Epidemic and risk communication: an analysis of strategic and graphic characteristics of infographics

Thumbnail Image
Date
2016-01-01
Authors
Shin, Haejung
Major Professor
Advisor
Suman Lee
Committee Member
Journal Title
Journal ISSN
Volume Title
Publisher
Altmetrics
Authors
Research Projects
Organizational Units
Organizational Unit
Greenlee School of Journalism and Communication
The Greenlee School of Journalism and Communication offers two majors: Advertising (instructing students in applied communication for work in business or industry), and Journalism and Mass Communication (instructing students in various aspects of news and information organizing, writing, editing, and presentation on various topics and in various platforms). The Department of Agricultural Journalism was formed in 1905 in the Division of Agriculture. In 1925 its name was changed to the Department of Technical Journalism.
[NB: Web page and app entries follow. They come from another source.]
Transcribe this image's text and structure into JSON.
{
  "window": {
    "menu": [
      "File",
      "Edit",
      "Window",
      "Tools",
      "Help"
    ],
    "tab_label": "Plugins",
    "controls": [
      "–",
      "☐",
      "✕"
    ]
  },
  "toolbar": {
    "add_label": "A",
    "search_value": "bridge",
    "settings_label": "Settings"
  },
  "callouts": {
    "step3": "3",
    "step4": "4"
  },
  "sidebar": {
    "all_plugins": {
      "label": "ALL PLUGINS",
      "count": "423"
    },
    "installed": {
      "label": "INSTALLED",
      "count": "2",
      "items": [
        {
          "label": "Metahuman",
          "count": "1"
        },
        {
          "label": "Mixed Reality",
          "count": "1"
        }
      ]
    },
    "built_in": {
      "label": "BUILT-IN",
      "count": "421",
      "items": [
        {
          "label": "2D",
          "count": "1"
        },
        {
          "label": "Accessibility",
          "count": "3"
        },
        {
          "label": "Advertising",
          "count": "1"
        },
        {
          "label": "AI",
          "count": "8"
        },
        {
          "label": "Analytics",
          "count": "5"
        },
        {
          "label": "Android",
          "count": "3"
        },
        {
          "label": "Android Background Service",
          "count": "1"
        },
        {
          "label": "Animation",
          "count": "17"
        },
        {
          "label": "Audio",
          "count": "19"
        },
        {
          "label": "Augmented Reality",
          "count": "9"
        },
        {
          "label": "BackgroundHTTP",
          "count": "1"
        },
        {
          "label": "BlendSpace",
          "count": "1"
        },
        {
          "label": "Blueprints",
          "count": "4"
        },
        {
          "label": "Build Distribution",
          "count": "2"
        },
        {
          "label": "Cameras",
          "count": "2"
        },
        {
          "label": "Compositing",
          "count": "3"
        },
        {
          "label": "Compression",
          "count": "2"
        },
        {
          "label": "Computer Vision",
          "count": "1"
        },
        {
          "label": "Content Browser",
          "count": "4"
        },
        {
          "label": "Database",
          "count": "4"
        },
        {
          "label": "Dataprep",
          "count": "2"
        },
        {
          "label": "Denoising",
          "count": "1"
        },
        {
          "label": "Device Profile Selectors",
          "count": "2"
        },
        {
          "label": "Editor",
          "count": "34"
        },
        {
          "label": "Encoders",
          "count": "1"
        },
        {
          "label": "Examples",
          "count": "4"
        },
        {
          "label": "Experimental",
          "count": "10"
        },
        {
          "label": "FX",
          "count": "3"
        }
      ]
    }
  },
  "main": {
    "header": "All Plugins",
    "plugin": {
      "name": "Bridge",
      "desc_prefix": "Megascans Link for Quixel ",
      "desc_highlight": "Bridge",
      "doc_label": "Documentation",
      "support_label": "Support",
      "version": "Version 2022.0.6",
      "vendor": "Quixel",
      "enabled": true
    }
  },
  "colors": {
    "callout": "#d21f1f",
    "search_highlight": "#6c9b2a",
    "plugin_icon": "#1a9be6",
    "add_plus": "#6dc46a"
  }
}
In 1969 its name changed to the Department of Journalism and Mass Communications; from 1969 to 1989 the department was directed by all four colleges, and in 1989 was placed under the direction of the College of Sciences and Humanities (later College of Liberal Arts and Sciences). In 1998 its name was changed to the Greenlee School of Journalism and Communication.
Journal Issue
Is Version Of
Versions
Series
Abstract

This study explores the strategic and graphic characteristics of infographics and data visualizations for epidemic issues and examines their inter-relationships. A content analysis was conducted by using 254 infographics for six epidemic crises (Ebola, SARS, MERS, H1N1, Bird flu, and Zika) from health organizations and news media. Results show that infographics has been used in diverse purposes of communication, not only for delivery of general information but also for persuasion for people’s behavior change. Neutral images and graphics are more frequently detected than emotional appeals like fear and humor. Graphic types tend to be used differently by specific communication goal and organization type. The findings indicate the current use of infographics in the context of health and risk communication and offer several suggestions for future studies about infographics.

Comments
Description
Keywords
Citation
Source
Copyright
Fri Jan 01 00:00:00 UTC 2016